— EXERCISE BRIEF —
Set down the full listing that follows, word for word.

PROVIDED DATA START

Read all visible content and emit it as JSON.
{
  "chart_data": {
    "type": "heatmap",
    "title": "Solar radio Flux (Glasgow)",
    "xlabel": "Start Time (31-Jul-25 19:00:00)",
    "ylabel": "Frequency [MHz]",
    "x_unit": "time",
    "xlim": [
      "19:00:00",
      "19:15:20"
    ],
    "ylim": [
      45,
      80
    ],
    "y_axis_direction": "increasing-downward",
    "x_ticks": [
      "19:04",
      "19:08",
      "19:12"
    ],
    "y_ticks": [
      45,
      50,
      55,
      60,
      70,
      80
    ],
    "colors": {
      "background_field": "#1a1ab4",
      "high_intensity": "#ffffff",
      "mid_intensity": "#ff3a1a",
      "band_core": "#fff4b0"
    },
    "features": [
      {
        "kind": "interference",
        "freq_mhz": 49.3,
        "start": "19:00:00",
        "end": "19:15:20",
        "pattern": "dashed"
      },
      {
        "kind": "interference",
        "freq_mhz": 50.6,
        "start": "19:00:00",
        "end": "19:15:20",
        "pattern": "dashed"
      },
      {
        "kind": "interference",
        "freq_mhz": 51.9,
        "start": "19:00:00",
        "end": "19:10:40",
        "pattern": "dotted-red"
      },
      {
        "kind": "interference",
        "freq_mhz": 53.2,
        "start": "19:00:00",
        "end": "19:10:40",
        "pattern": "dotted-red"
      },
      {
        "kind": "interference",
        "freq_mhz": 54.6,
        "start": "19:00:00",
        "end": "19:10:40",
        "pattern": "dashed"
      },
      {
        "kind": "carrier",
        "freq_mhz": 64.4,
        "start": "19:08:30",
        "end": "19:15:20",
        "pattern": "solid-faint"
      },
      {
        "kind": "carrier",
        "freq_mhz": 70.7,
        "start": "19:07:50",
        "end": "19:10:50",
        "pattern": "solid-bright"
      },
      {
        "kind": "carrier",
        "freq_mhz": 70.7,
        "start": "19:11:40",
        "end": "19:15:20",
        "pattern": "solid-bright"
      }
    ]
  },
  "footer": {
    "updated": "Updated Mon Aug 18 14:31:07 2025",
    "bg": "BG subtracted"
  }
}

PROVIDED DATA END

— SOLUTION BELOW —
Read all visible content and emit it as JSON.
{
  "chart_data": {
    "type": "heatmap",
    "title": "Solar radio Flux (Glasgow)",
    "xlabel": "Start Time (31-Jul-25 19:00:00)",
    "ylabel": "Frequency [MHz]",
    "x_unit": "time",
    "xlim": [
      "19:00:00",
      "19:15:20"
    ],
    "ylim": [
      45,
      80
    ],
    "y_axis_direction": "increasing-downward",
    "x_ticks": [
      "19:04",
      "19:08",
      "19:12"
    ],
    "y_ticks": [
      45,
      50,
      55,
      60,
      70,
      80
    ],
    "colors": {
      "background_field": "#1a1ab4",
      "high_intensity": "#ffffff",
      "mid_intensity": "#ff3a1a",
      "band_core": "#fff4b0"
    },
    "features": [
      {
        "kind": "interference",
        "freq_mhz": 49.3,
        "start": "19:00:00",
        "end": "19:15:20",
        "pattern": "dashed"
      },
      {
        "kind": "interference",
        "freq_mhz": 50.6,
        "start": "19:00:00",
        "end": "19:15:20",
        "pattern": "dashed"
      },
      {
        "kind": "interference",
        "freq_mhz": 51.9,
        "start": "19:00:00",
        "end": "19:10:40",
        "pattern": "dotted-red"
      },
      {
        "kind": "interference",
        "freq_mhz": 53.2,
        "start": "19:00:00",
        "end": "19:10:40",
        "pattern": "dotted-red"
      },
      {
        "kind": "interference",
        "freq_mhz": 54.6,
        "start": "19:00:00",
        "end": "19:10:40",
        "pattern": "dashed"
      },
      {
        "kind": "carrier",
        "freq_mhz": 64.4,
        "start": "19:08:30",
        "end": "19:15:20",
        "pattern": "solid-faint"
      },
      {
        "kind": "carrier",
        "freq_mhz": 70.7,
        "start": "19:07:50",
        "end": "19:10:50",
        "pattern": "solid-bright"
      },
      {
        "kind": "carrier",
        "freq_mhz": 70.7,
        "start": "19:11:40",
        "end": "19:15:20",
        "pattern": "solid-bright"
      }
    ]
  },
  "footer": {
    "updated": "Updated Mon Aug 18 14:31:07 2025",
    "bg": "BG subtracted"
  }
}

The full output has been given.